* **EXERCISE BRIEF**
Read through the material below and find each line that has the word "naar"; copy it.
----
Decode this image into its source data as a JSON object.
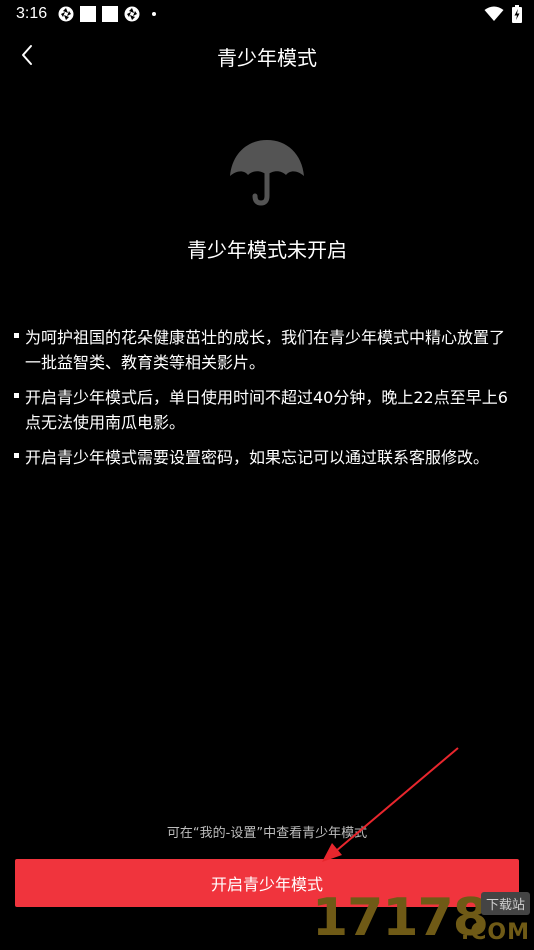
{
  "status_bar": {
    "time": "3:16"
  },
  "header": {
    "title": "青少年模式"
  },
  "main": {
    "heading": "青少年模式未开启",
    "rules": [
      "为呵护祖国的花朵健康茁壮的成长，我们在青少年模式中精心放置了一批益智类、教育类等相关影片。",
      "开启青少年模式后，单日使用时间不超过40分钟，晚上22点至早上6点无法使用南瓜电影。",
      "开启青少年模式需要设置密码，如果忘记可以通过联系客服修改。"
    ]
  },
  "footer": {
    "hint": "可在“我的-设置”中查看青少年模式",
    "open_button_label": "开启青少年模式"
  },
  "watermark": {
    "number": "17178",
    "tag": "下载站",
    "domain": ".COM"
  },
  "colors": {
    "background": "#000000",
    "accent": "#f0343d",
    "icon": "#545454",
    "annotation_arrow": "#e8262d"
  },
  "icons": {
    "back": "chevron-left-icon",
    "main": "umbrella-icon"
  }
}
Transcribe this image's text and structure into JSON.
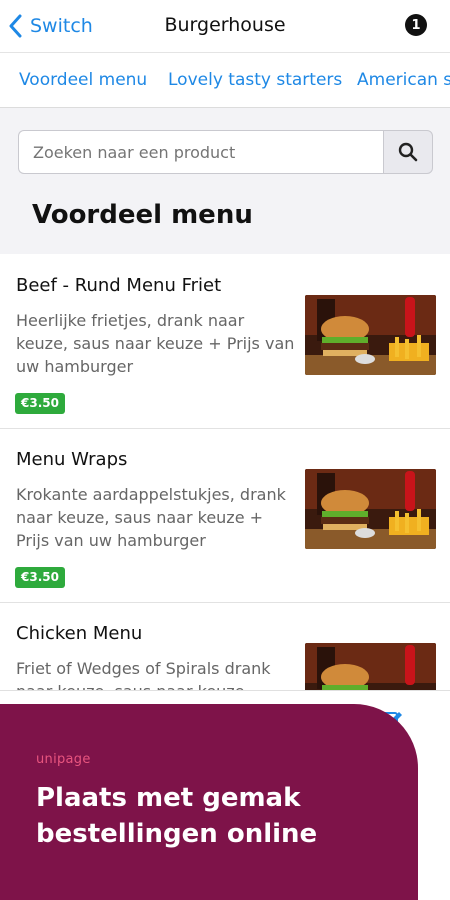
{
  "header": {
    "back_label": "Switch",
    "title": "Burgerhouse",
    "badge_count": "1"
  },
  "tabs": [
    "Voordeel menu",
    "Lovely tasty starters",
    "American s"
  ],
  "search": {
    "placeholder": "Zoeken naar een product"
  },
  "section": {
    "title": "Voordeel menu"
  },
  "items": [
    {
      "name": "Beef - Rund Menu Friet",
      "description": "Heerlijke frietjes, drank naar keuze, saus naar keuze + Prijs van uw hamburger",
      "price": "€3.50"
    },
    {
      "name": "Menu Wraps",
      "description": "Krokante aardappelstukjes, drank naar keuze, saus naar keuze + Prijs van uw hamburger",
      "price": "€3.50"
    },
    {
      "name": "Chicken Menu",
      "description": "Friet of Wedges of Spirals drank naar keuze, saus naar keuze",
      "price": ""
    }
  ],
  "promo": {
    "logo": "unipage",
    "line1": "Plaats met gemak",
    "line2": "bestellingen online"
  },
  "colors": {
    "accent": "#1e88e5",
    "price_badge": "#2eaa3c",
    "promo_bg": "#7e1349"
  },
  "icons": {
    "back": "chevron-left-icon",
    "search": "magnifier-icon",
    "edit": "pencil-square-icon",
    "thumbnail": "burger-photo"
  }
}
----
* **ANSWER BELOW**
    "placeholder": "Zoeken naar een product"
      "description": "Heerlijke frietjes, drank naar keuze, saus naar keuze + Prijs van uw hamburger",
      "description": "Krokante aardappelstukjes, drank naar keuze, saus naar keuze + Prijs van uw hamburger",
      "description": "Friet of Wedges of Spirals drank naar keuze, saus naar keuze",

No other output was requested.